WHAT THE EXERCISE ASKS
Search the material for the string "name" and copy each line where it occurs.

DATASET RECORDS
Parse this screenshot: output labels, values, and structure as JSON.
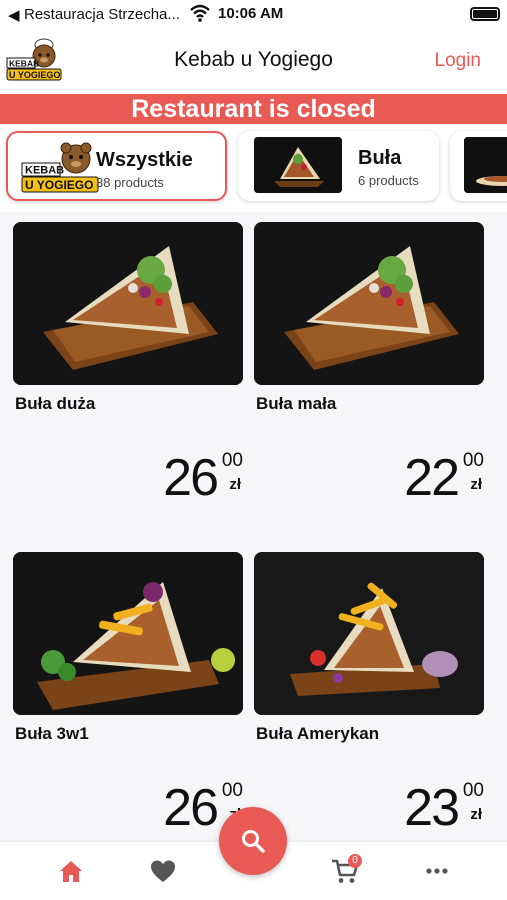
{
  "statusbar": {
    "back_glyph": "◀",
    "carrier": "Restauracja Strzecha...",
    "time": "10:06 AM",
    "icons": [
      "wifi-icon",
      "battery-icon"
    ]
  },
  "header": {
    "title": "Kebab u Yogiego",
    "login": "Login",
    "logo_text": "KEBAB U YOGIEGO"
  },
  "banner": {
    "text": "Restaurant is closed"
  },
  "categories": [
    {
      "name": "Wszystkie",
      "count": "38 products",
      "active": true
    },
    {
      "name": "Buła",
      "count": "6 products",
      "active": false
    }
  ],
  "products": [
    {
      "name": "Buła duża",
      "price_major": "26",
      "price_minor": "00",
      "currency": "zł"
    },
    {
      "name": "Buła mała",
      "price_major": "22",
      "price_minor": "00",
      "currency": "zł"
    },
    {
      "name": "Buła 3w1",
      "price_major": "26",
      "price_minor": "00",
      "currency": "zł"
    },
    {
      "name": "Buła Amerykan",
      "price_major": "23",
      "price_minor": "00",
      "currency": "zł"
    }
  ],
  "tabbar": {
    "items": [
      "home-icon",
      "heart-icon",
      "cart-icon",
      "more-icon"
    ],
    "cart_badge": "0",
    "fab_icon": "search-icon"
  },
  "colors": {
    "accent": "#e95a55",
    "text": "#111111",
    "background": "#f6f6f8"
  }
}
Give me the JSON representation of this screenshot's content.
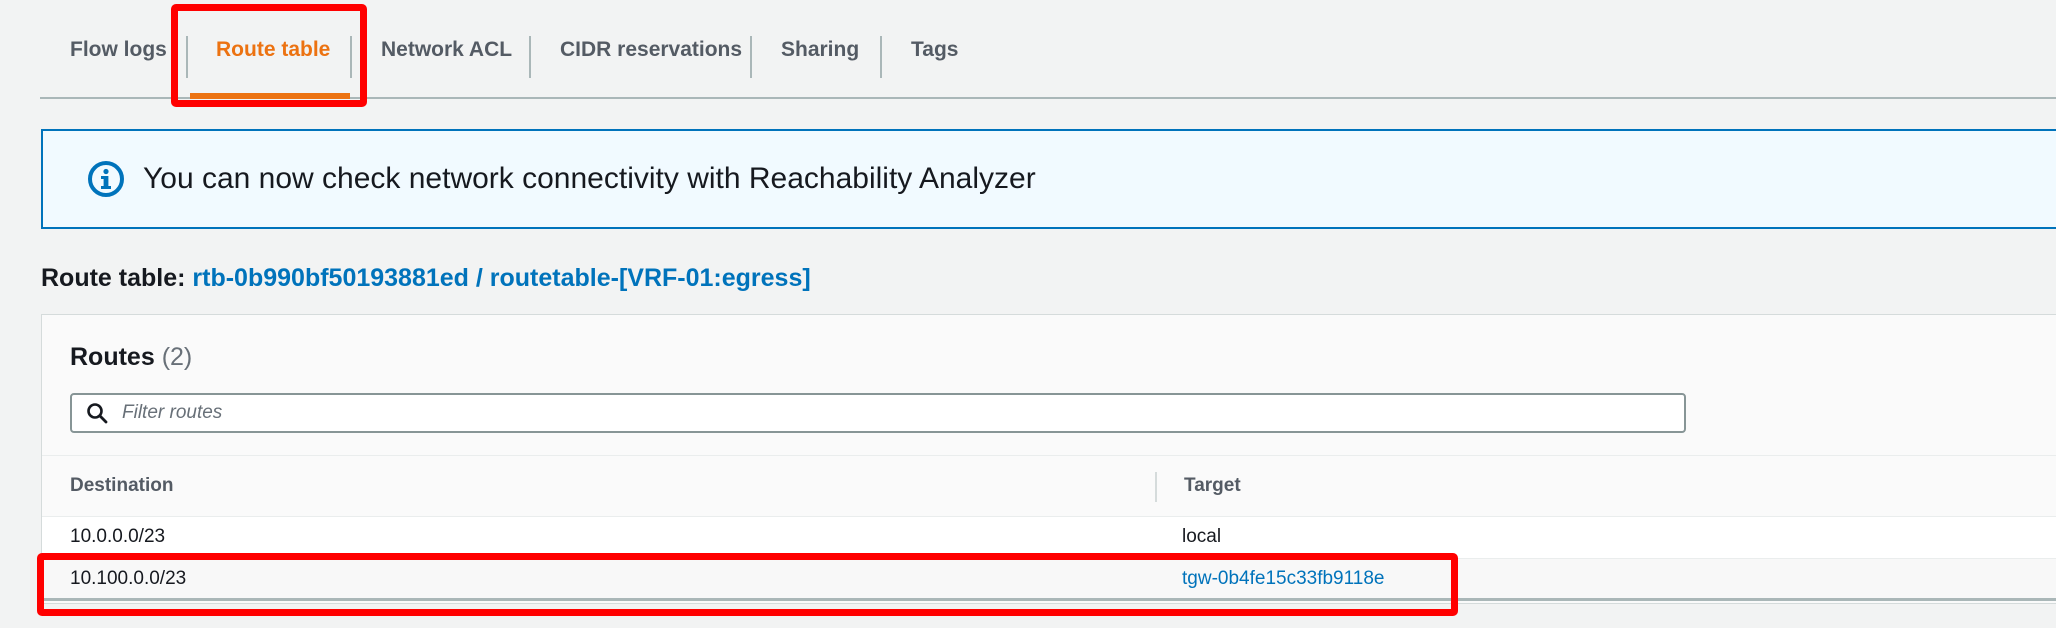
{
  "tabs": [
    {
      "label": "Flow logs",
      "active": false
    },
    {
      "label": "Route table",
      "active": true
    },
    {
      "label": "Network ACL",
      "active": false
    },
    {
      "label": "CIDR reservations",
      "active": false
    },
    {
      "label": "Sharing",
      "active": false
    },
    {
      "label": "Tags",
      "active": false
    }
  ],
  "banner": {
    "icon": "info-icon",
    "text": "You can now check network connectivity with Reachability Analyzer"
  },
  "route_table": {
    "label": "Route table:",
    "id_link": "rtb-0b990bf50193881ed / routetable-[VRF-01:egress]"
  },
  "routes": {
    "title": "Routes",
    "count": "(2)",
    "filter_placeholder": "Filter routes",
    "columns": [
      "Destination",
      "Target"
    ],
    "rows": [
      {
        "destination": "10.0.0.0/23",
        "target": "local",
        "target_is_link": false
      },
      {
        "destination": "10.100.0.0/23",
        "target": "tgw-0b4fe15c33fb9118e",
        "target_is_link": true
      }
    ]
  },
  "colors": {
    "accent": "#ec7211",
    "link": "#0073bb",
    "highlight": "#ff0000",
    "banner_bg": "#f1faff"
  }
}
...
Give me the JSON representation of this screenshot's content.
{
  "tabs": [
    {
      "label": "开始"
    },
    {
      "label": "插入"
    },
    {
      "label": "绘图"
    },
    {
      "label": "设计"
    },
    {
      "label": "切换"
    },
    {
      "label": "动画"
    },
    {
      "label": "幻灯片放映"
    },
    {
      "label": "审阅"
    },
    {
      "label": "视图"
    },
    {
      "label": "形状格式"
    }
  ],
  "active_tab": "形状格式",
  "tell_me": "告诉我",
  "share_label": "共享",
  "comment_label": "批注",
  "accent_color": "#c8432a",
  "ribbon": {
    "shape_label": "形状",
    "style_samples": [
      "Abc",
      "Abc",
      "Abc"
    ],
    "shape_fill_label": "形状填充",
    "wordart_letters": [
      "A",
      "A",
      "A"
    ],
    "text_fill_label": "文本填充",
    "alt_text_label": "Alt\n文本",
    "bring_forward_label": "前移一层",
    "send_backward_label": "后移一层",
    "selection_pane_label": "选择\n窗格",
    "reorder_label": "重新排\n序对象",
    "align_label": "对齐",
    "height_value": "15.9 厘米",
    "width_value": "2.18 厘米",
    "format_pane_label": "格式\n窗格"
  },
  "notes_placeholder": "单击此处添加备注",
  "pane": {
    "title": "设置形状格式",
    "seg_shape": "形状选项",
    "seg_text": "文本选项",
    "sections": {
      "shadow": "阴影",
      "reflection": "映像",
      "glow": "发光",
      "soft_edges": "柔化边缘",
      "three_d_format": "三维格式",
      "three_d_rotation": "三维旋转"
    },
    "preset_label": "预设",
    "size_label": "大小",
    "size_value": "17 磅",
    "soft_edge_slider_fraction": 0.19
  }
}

EXPECTED ANSWER
      "name": "Wszystkie",
      "name": "Buła",
      "name": "Buła duża",
      "name": "Buła mała",
      "name": "Buła 3w1",
      "name": "Buła Amerykan",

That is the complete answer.